WHAT THE EXERCISE ASKS ::
The required output is a number: how many lines of the data below include the string "JSON".

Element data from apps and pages
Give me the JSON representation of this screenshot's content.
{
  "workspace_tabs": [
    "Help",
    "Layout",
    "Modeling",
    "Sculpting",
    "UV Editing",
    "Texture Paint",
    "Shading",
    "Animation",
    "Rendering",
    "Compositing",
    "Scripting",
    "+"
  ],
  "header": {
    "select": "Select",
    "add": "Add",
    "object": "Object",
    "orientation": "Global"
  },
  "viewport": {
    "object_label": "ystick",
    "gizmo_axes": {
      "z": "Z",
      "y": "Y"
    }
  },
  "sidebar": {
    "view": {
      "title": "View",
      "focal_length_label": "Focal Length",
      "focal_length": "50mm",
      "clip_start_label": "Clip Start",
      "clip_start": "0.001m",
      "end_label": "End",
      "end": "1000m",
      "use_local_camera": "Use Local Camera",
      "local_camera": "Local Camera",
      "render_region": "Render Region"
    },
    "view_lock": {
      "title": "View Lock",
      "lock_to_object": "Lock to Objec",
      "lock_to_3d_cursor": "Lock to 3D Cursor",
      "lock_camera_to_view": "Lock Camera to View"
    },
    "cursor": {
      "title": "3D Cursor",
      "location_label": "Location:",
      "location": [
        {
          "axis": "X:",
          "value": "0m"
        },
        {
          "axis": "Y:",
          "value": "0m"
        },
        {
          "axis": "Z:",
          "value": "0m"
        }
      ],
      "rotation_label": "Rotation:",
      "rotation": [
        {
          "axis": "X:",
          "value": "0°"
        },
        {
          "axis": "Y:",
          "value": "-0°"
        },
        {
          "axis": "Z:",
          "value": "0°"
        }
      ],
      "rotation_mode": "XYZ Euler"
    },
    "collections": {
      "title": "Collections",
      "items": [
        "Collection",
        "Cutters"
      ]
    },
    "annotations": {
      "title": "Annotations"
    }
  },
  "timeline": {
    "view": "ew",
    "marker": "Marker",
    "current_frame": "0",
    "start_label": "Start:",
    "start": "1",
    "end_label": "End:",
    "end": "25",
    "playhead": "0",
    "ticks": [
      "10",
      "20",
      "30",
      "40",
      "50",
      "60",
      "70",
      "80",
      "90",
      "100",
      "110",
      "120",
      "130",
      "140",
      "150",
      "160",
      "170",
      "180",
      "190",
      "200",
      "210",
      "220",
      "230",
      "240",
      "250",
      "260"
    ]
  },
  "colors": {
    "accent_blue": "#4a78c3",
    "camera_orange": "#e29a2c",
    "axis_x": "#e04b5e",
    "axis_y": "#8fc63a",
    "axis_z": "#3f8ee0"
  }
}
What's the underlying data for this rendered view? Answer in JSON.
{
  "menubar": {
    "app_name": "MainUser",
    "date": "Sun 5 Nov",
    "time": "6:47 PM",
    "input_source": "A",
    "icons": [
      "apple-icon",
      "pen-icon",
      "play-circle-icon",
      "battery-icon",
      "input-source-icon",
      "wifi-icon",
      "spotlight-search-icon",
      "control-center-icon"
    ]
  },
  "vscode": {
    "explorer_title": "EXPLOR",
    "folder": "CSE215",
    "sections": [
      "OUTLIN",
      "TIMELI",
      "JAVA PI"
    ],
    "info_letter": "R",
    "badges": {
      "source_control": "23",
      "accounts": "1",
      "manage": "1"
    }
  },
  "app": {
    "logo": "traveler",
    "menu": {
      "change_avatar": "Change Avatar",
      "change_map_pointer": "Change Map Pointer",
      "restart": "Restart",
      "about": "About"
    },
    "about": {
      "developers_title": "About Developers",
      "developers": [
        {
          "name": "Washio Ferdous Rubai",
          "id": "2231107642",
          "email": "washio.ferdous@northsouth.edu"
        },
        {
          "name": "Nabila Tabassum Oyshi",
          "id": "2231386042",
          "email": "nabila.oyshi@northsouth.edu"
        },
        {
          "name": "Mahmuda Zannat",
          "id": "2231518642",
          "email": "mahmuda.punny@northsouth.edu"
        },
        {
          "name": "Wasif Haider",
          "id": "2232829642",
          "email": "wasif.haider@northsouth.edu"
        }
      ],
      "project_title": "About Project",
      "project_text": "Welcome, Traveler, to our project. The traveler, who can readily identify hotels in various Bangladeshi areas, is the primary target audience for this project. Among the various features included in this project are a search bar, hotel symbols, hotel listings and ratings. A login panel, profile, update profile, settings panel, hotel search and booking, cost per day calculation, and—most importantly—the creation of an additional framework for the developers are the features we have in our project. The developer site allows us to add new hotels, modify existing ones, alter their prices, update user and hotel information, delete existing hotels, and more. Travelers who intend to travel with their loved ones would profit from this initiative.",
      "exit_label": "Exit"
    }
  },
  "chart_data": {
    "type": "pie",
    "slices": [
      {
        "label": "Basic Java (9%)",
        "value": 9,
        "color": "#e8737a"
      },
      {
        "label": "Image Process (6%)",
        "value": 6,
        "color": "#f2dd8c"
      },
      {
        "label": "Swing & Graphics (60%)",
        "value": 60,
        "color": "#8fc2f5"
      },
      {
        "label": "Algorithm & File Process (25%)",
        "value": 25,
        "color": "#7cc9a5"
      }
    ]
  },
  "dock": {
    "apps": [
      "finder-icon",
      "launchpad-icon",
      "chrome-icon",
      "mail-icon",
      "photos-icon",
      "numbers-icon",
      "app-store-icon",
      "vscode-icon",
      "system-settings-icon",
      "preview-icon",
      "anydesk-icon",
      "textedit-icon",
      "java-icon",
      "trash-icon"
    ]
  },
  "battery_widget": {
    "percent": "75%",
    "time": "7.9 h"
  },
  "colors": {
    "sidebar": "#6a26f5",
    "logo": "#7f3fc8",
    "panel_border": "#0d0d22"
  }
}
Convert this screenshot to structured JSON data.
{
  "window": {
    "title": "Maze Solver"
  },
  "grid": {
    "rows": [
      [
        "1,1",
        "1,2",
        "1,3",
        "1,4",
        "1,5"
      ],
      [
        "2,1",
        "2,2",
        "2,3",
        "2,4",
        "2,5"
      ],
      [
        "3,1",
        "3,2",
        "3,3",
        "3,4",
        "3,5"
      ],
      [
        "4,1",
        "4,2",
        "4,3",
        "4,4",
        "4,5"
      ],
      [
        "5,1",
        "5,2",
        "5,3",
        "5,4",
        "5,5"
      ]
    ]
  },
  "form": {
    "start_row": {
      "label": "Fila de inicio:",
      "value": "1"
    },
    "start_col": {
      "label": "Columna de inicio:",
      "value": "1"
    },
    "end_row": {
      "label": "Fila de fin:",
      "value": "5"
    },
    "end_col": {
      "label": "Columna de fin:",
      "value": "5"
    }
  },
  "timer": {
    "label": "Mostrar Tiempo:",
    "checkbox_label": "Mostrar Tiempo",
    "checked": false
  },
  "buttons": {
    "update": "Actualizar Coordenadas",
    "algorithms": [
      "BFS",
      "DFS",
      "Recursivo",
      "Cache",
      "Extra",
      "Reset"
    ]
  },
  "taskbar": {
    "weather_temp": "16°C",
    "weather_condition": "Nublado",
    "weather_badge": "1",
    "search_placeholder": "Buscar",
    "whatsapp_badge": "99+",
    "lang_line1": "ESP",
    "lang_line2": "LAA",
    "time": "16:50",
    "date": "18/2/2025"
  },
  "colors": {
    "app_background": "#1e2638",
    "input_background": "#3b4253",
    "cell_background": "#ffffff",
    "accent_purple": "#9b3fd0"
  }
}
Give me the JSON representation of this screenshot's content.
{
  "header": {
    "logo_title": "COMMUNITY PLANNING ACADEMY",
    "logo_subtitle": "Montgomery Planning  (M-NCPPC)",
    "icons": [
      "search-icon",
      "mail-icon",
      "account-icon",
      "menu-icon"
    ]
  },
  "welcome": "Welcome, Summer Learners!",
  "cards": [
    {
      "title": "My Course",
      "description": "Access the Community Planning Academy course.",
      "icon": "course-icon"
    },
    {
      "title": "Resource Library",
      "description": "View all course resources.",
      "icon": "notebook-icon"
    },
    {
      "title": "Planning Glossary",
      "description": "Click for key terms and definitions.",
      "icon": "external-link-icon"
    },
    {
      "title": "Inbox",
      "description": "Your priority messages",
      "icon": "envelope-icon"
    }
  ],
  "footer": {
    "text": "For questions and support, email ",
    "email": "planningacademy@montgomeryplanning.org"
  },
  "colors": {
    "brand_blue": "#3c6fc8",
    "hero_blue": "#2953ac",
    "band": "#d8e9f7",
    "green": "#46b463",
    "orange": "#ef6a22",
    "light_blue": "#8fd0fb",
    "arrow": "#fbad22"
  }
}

SOLUTION ::
4